Insects are some of the best plant physiologists on the planet. Five native insects that come from different feeding guilds and attack different tissues at different developmental stages have revealed traits that are essential for N. attenuata’s survival in nature. By eliciting and responding to different plant traits, these sentinel insects provide essential high throughput screening services for traits that would be onerous to screen for under field conditions. We are able to identify 22 herbivore taxa and use the elicitors of some of these taxa to activate plant responses in a highly coordinated manner. Synchronized elicitations are ideal for mQTL and eQTL imputations and the screens can be readily conducted at several times during the growing seasons and be targeted to particular plant tissues such as stems, flowers, leaves of particular age classes. These elements are valuable in examining herbivore-order effects and distinguish tolerance/resistance responses.

Manduca spp.

Manduca sexta. D. Kessler
Manduca spp. damage on leaf of N. attenuata. D. Kessler

The tobacco and tomato hornworms (M. sexta and M. quinquemaculata: Lepidoptera: Sphingidae) have evolved an unprecedented capacity to detoxify the signature defense metabolite of the genus, Nicotiana, namely: nicotine. These nicotine-adapted larvae excrete the vast majority of the nicotine they ingest with their food, but also co-opt a small fraction for their own defense.

Manduca larvae are found on N. attenuata plants because the adult moths oviposit while nectaring at the plant’s flowers. Hence, this insect plays dual roles in the lives of N. attenuata plants, as a devastating herbivore during the larval stages and as an important pollinator as an adult.

Empoasca spp.

Empoasca spp. D. Kessler
Empoasca damage on N. attenuate leaf. D. Kessler

These piercing-sucking leafhoppers (Hemiptera: Cicadellidae) “eavesdrop” on the jasmonate (JA)-mediated signaling capacities of their host plants, preferentially selecting those hosts that are deficient in jasmonate accumulation. Given that JA signaling mediates the vast majority of N. attenuata’s defense responses, it is particularly intriguing that this natural phenotyping “bloodhound” specifically targets JA signaling, apparently independently of the major downstream defense metabolites that are known to be regulated by JA signaling.

Tupiocoris notatus

These free-living mirid (Heteroptera: Miridae) herbivores manipulate N. attenuata’s cytokinin (CK) signaling, and in the process have lifted a page from the playbook of endophytic insects.  Endophytic insects, because they are embedded within plant tissues and cannot easily move to other tissues, have instead evolved the ability to modify their hosts’ physiology to create metabolic “sinks” in the very tissues they infest. They do this in part by manipulating cytokinin signaling, which can transform a “source”, a plant organ that normally produces sugars – like a mature leaf – into a “sink”, where sugars are stored or consumed, as in fruits and young leaves. Mirids produce their own cytokinins, transferring these phytohormones to plants during feeding to increase food quality and minimize the activation of senescence processes that are part of a plant’s generalized defense response.
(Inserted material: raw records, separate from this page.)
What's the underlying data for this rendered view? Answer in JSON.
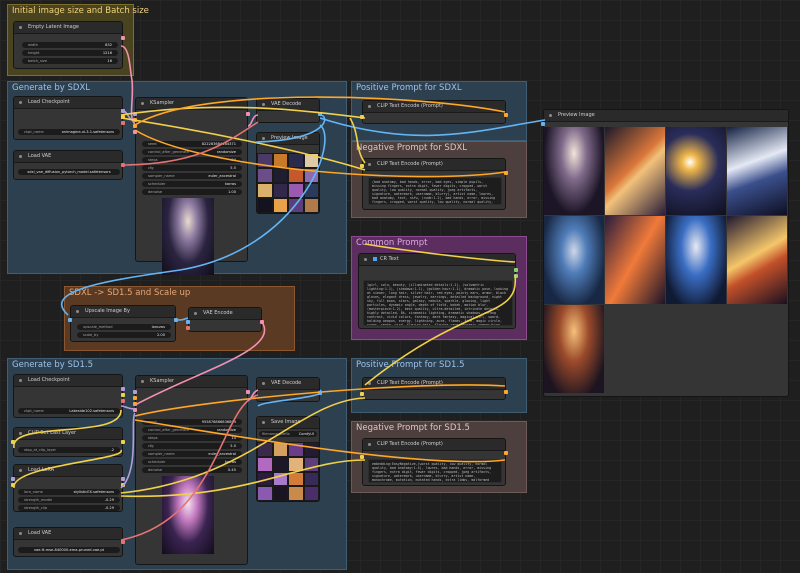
{
  "groups": {
    "initial": "Initial image size and Batch size",
    "sdxl": "Generate by SDXL",
    "pos_sdxl": "Positive Prompt for SDXL",
    "neg_sdxl": "Negative Prompt for SDXL",
    "common": "Common Prompt",
    "upscale": "SDXL -> SD1.5 and Scale up",
    "sd15": "Generate by SD1.5",
    "pos_sd15": "Positive Prompt for SD1.5",
    "neg_sd15": "Negative Prompt for SD1.5"
  },
  "empty_latent": {
    "title": "Empty Latent Image",
    "width_label": "width",
    "width": "832",
    "height_label": "height",
    "height": "1216",
    "batch_label": "batch_size",
    "batch": "16"
  },
  "sdxl_ckpt": {
    "title": "Load Checkpoint",
    "label": "ckpt_name",
    "value": "animagine-xl-3.1.safetensors"
  },
  "sdxl_vae": {
    "title": "Load VAE",
    "value": "sdxl_vae_diffusion_pytorch_model.safetensors"
  },
  "sdxl_ksampler": {
    "title": "KSampler",
    "rows": [
      {
        "label": "seed",
        "value": "822283684484371"
      },
      {
        "label": "control_after_generate",
        "value": "randomize"
      },
      {
        "label": "steps",
        "value": "24"
      },
      {
        "label": "cfg",
        "value": "5.5"
      },
      {
        "label": "sampler_name",
        "value": "euler_ancestral"
      },
      {
        "label": "scheduler",
        "value": "karras"
      },
      {
        "label": "denoise",
        "value": "1.00"
      }
    ]
  },
  "sdxl_vae_decode": {
    "title": "VAE Decode"
  },
  "sdxl_preview": {
    "title": "Preview Image"
  },
  "pos_sdxl_node": {
    "title": "CLIP Text Encode (Prompt)"
  },
  "neg_sdxl_node": {
    "title": "CLIP Text Encode (Prompt)",
    "text": "(bad anatomy, bad hands, error, bad eyes, simple pupils, missing fingers, extra digit, fewer digits, cropped, worst quality, low quality, normal quality, jpeg artifacts, signature, watermark, username, blurry), artist name, lowres, bad anatomy, text, nsfw, (nude:1.2), bad hands, error, missing fingers, cropped, worst quality, low quality, normal quality, jpeg artifacts, signature, watermark, username, blurry, artist name, missing arm, missing leg, ugly face, out of frame, deformed, distorted, poorly drawn, bad proportions, gross proportions, cloned face, disfigured, mutation, mutated hands, extra limbs, malformed limbs, extra arms, extra legs, fused fingers, too many fingers, long neck, username, signature, multiple views, portrait, flat shading, blush, ugly"
  },
  "common_node": {
    "title": "CR Text",
    "text": "1girl, solo, beauty, (illuminated details:1.1), (volumetric lighting:1.1), (shadows:1.1), (golden hour:1.1), dramatic pose, looking at viewer, long hair, silver hair, red eyes, pointy ears, armor, black gloves, elegant dress, jewelry, earrings, detailed background, night sky, full moon, stars, galaxy, nebula, sparkle, glowing, light particles, dynamic angle, depth of field, bokeh, motion blur, (masterpiece:1.2), best quality, ultra-detailed, intricate details, highly detailed, 8k, cinematic lighting, dramatic shadows, strong contrast, vivid colors, fantasy, dark fantasy, magical girl, sword, holding weapon, energy, lightning, aura, flames, fire, magic circle, runes, smoke, wind, flowing hair, flowing cape, dynamic composition, action pose, battle stance, epic scene, dramatic, intense, powerful, detailed face, detailed eyes, beautiful detailed eyes, detailed hair, perfect face, perfect anatomy, absurdres, high resolution, anime style, soft focus, depth of field, double exposure"
  },
  "upscale_node": {
    "title": "Upscale Image By",
    "method_label": "upscale_method",
    "method": "lanczos",
    "scale_label": "scale_by",
    "scale": "2.00"
  },
  "upscale_vae_encode": {
    "title": "VAE Encode"
  },
  "sd15_ckpt": {
    "title": "Load Checkpoint",
    "label": "ckpt_name",
    "value": "Lakeside102.safetensors"
  },
  "sd15_clipskip": {
    "title": "CLIP Set Last Layer",
    "label": "stop_at_clip_layer",
    "value": "-2"
  },
  "sd15_lora": {
    "title": "Load LoRA",
    "name_label": "lora_name",
    "name": "stylisticEX.safetensors",
    "model_label": "strength_model",
    "model": "-0.29",
    "clip_label": "strength_clip",
    "clip": "-0.29"
  },
  "sd15_vae": {
    "title": "Load VAE",
    "value": "vae-ft-mse-840000-ema-pruned.vae.pt"
  },
  "sd15_ksampler": {
    "title": "KSampler",
    "rows": [
      {
        "label": "seed",
        "value": "955876866836894"
      },
      {
        "label": "control_after_generate",
        "value": "randomize"
      },
      {
        "label": "steps",
        "value": "14"
      },
      {
        "label": "cfg",
        "value": "5.0"
      },
      {
        "label": "sampler_name",
        "value": "euler_ancestral"
      },
      {
        "label": "scheduler",
        "value": "karras"
      },
      {
        "label": "denoise",
        "value": "0.45"
      }
    ]
  },
  "sd15_vae_decode": {
    "title": "VAE Decode"
  },
  "sd15_save": {
    "title": "Save Image",
    "prefix_label": "filename_prefix",
    "prefix": "ComfyUI"
  },
  "pos_sd15_node": {
    "title": "CLIP Text Encode (Prompt)"
  },
  "neg_sd15_node": {
    "title": "CLIP Text Encode (Prompt)",
    "text": "embedding:EasyNegative,(worst quality, low quality, normal quality, bad anatomy:1.4), lowres, bad hands, error, missing fingers, extra digit, fewer digits, cropped, jpeg artifacts, signature, watermark, username, blurry, artist name, monochrome, mutation, mutated hands, extra limbs, malformed limbs, cloned face, disfigured, bad proportions, poorly drawn hands, poorly drawn face, gross proportions, extra arms, extra legs, fused fingers, too many fingers, long neck, nsfw, blush, ugly"
  },
  "right_preview": {
    "title": "Preview Image"
  },
  "colors": {
    "model": "#b39ddb",
    "clip": "#f1d04a",
    "vae": "#e57373",
    "latent": "#f48fb1",
    "image": "#64b5f6",
    "cond": "#ffa726"
  }
}
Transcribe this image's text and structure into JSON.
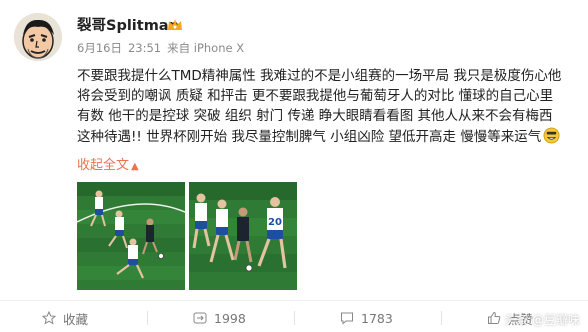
{
  "user": {
    "name": "裂哥Splitman",
    "vip_badge_icon": "vip-crown-icon"
  },
  "meta": {
    "date": "6月16日",
    "time": "23:51",
    "source": "来自 iPhone X"
  },
  "post": {
    "lines": [
      "不要跟我提什么TMD精神属性 我难过的不是小组赛的一场平局 我只是极度伤心他",
      "将会受到的嘲讽 质疑 和抨击 更不要跟我提他与葡萄牙人的对比 懂球的自己心里",
      "有数 他干的是控球 突破 组织 射门 传递 睁大眼睛看看图 其他人从来不会有梅西",
      "这种待遇!! 世界杯刚开始 我尽量控制脾气 小组凶险 望低开高走 慢慢等来运气"
    ],
    "trailing_emoji": "grin-emoji-icon",
    "collapse_label": "收起全文",
    "collapse_icon": "chevron-up-icon"
  },
  "photos": [
    {
      "name": "football-photo-1",
      "jersey_number": ""
    },
    {
      "name": "football-photo-2",
      "jersey_number": "20"
    }
  ],
  "actions": {
    "favorite_label": "收藏",
    "repost_count": "1998",
    "comment_count": "1783",
    "like_label": "点赞"
  },
  "watermark": "头条 @豆瓣味",
  "colors": {
    "accent": "#eb7350",
    "pitch_green": "#2f7a34",
    "iceland_shirt": "#ffffff",
    "iceland_blue": "#1d4fa0",
    "argentina_dark": "#1c2430"
  }
}
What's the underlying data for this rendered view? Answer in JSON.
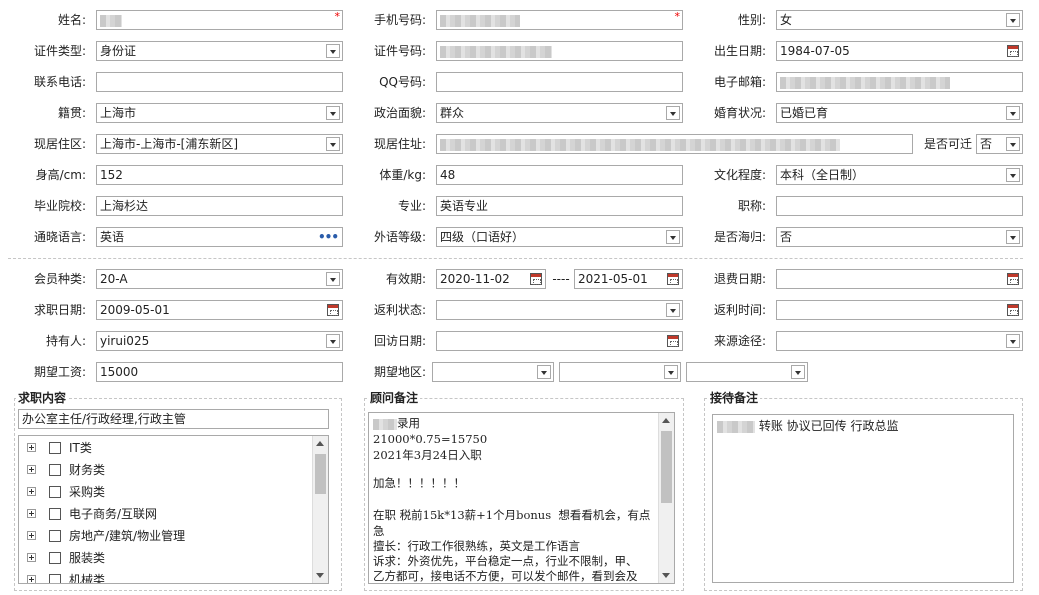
{
  "row1": {
    "name_label": "姓名:",
    "phone_label": "手机号码:",
    "gender_label": "性别:",
    "gender_value": "女"
  },
  "row2": {
    "idtype_label": "证件类型:",
    "idtype_value": "身份证",
    "idnum_label": "证件号码:",
    "birth_label": "出生日期:",
    "birth_value": "1984-07-05"
  },
  "row3": {
    "tel_label": "联系电话:",
    "qq_label": "QQ号码:",
    "email_label": "电子邮箱:"
  },
  "row4": {
    "native_label": "籍贯:",
    "native_value": "上海市",
    "political_label": "政治面貌:",
    "political_value": "群众",
    "marital_label": "婚育状况:",
    "marital_value": "已婚已育"
  },
  "row5": {
    "area_label": "现居住区:",
    "area_value": "上海市-上海市-[浦东新区]",
    "address_label": "现居住址:",
    "relocate_label": "是否可迁",
    "relocate_value": "否"
  },
  "row6": {
    "height_label": "身高/cm:",
    "height_value": "152",
    "weight_label": "体重/kg:",
    "weight_value": "48",
    "education_label": "文化程度:",
    "education_value": "本科（全日制）"
  },
  "row7": {
    "school_label": "毕业院校:",
    "school_value": "上海杉达",
    "major_label": "专业:",
    "major_value": "英语专业",
    "title_label": "职称:"
  },
  "row8": {
    "lang_label": "通晓语言:",
    "lang_value": "英语",
    "lang_more": "•••",
    "level_label": "外语等级:",
    "level_value": "四级（口语好）",
    "overseas_label": "是否海归:",
    "overseas_value": "否"
  },
  "row9": {
    "member_label": "会员种类:",
    "member_value": "20-A",
    "valid_label": "有效期:",
    "valid_from": "2020-11-02",
    "valid_dash": "----",
    "valid_to": "2021-05-01",
    "refund_label": "退费日期:"
  },
  "row10": {
    "jobdate_label": "求职日期:",
    "jobdate_value": "2009-05-01",
    "rebate_status_label": "返利状态:",
    "rebate_time_label": "返利时间:"
  },
  "row11": {
    "holder_label": "持有人:",
    "holder_value": "yirui025",
    "revisit_label": "回访日期:",
    "source_label": "来源途径:"
  },
  "row12": {
    "salary_label": "期望工资:",
    "salary_value": "15000",
    "region_label": "期望地区:"
  },
  "job_panel": {
    "title": "求职内容",
    "selected": "办公室主任/行政经理,行政主管",
    "items": [
      "IT类",
      "财务类",
      "采购类",
      "电子商务/互联网",
      "房地产/建筑/物业管理",
      "服装类",
      "机械类"
    ]
  },
  "consultant_panel": {
    "title": "顾问备注",
    "line1": "录用",
    "line2": "21000*0.75=15750",
    "line3": "2021年3月24日入职",
    "line4": "",
    "line5": "加急！！！！！！",
    "line6": "",
    "line7": "在职 税前15k*13薪+1个月bonus  想看看机会，有点",
    "line8": "急",
    "line9": "擅长：行政工作很熟练，英文是工作语言",
    "line10": "诉求：外资优先，平台稳定一点，行业不限制，甲、",
    "line11": "乙方都可，接电话不方便，可以发个邮件，看到会及"
  },
  "reception_panel": {
    "title": "接待备注",
    "note": "转账 协议已回传 行政总监"
  },
  "colors": {
    "required": "#ee0000",
    "dots": "#2a5caa",
    "border": "#a9a9a9"
  }
}
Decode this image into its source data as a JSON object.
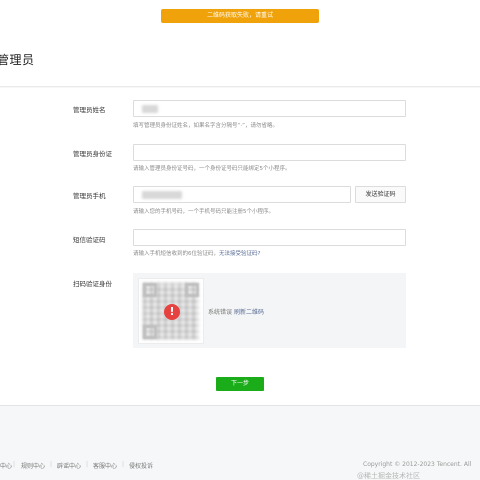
{
  "toast": {
    "text": "二维码获取失败，请重试"
  },
  "header": {
    "title": "管理员"
  },
  "form": {
    "name": {
      "label": "管理员姓名",
      "hint": "填写管理员身份证姓名，如果名字含分隔号“·”，请勿省略。"
    },
    "id_card": {
      "label": "管理员身份证",
      "hint": "请输入管理员身份证号码，一个身份证号码只能绑定5个小程序。"
    },
    "phone": {
      "label": "管理员手机",
      "button": "发送验证码",
      "hint": "请输入您的手机号码，一个手机号码只能注册5个小程序。"
    },
    "sms": {
      "label": "短信验证码",
      "hint_prefix": "请输入手机短信收到的6位验证码，",
      "hint_link": "无法接受验证码?"
    },
    "scan": {
      "label": "扫码验证身份",
      "status_prefix": "系统错误",
      "refresh_link": "刷新二维码",
      "error_glyph": "!"
    }
  },
  "next_button": "下一步",
  "footer": {
    "links": [
      "中心",
      "规则中心",
      "辟谣中心",
      "客服中心",
      "侵权投诉"
    ],
    "separator": "|",
    "copyright": "Copyright © 2012-2023 Tencent. All",
    "watermark": "@稀土掘金技术社区"
  },
  "colors": {
    "primary_green": "#1aad19",
    "toast_orange": "#f0a20a",
    "error_red": "#e64340",
    "link_blue": "#576b95"
  }
}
Trichobaris mucorea

Trichobaris mucoria on Solanum nigrum. D. Kessler
Trichobaris mucoria on N. attenuata. R.Halitschke, 2017
T. mucorea emerging from N. attenuata. D.Kessler
Evidence of T. mucorea occupation in N. attenuata.

The adult females of this weevil (Coleoptera: Curculionidae) oviposit eggs into basal parts of elongating stems, early in the growing seasons as plants transition from vegetative to reproductive growth. The hatched neonate weevils burrow into stems to feed on the pith of elongating stems, all without damaging the plant’s vasculature. These weevils manage to complete their life cycles with few negative consequences for their hostplant’s fitness, and adults emerge after overwintering in completely senescent stems, to mate and oviposit on a next generation of plant.

Larvae move up and down the stem, eliciting the production of phenolic and alkaloidal defenses in the pith, eating fresh pith as the stems grow, and consuming their own frass in the process. The larvae’s coprophagic behavior is likely important for the larvae’s ability to complete all 4 instars and pupate into an adult while only feeding on the limited amount of pith available in plant stems.

Geocorus spp.

Geochoris spp. 'big-eyed-bug'. D. Kessler

G. pallens and G. punctipes (Hemiptera: Geocoridae) can be found on N. attenuata or neighboring plant species throughout N. attenuata’s habitat in the Great Basin Desert. The adults and larvae are acutely responsive to the volatiles emitted from N. attenuata after herbivory, learning to associate the release of particular mono-, sesqui-terpenes and green leaf volatiles with the presence of feeding herbivores (their prey), and use the information in these complex volatile bouquets to optimize their hunting behavior and thereby mediating an important indirect defense for the plant.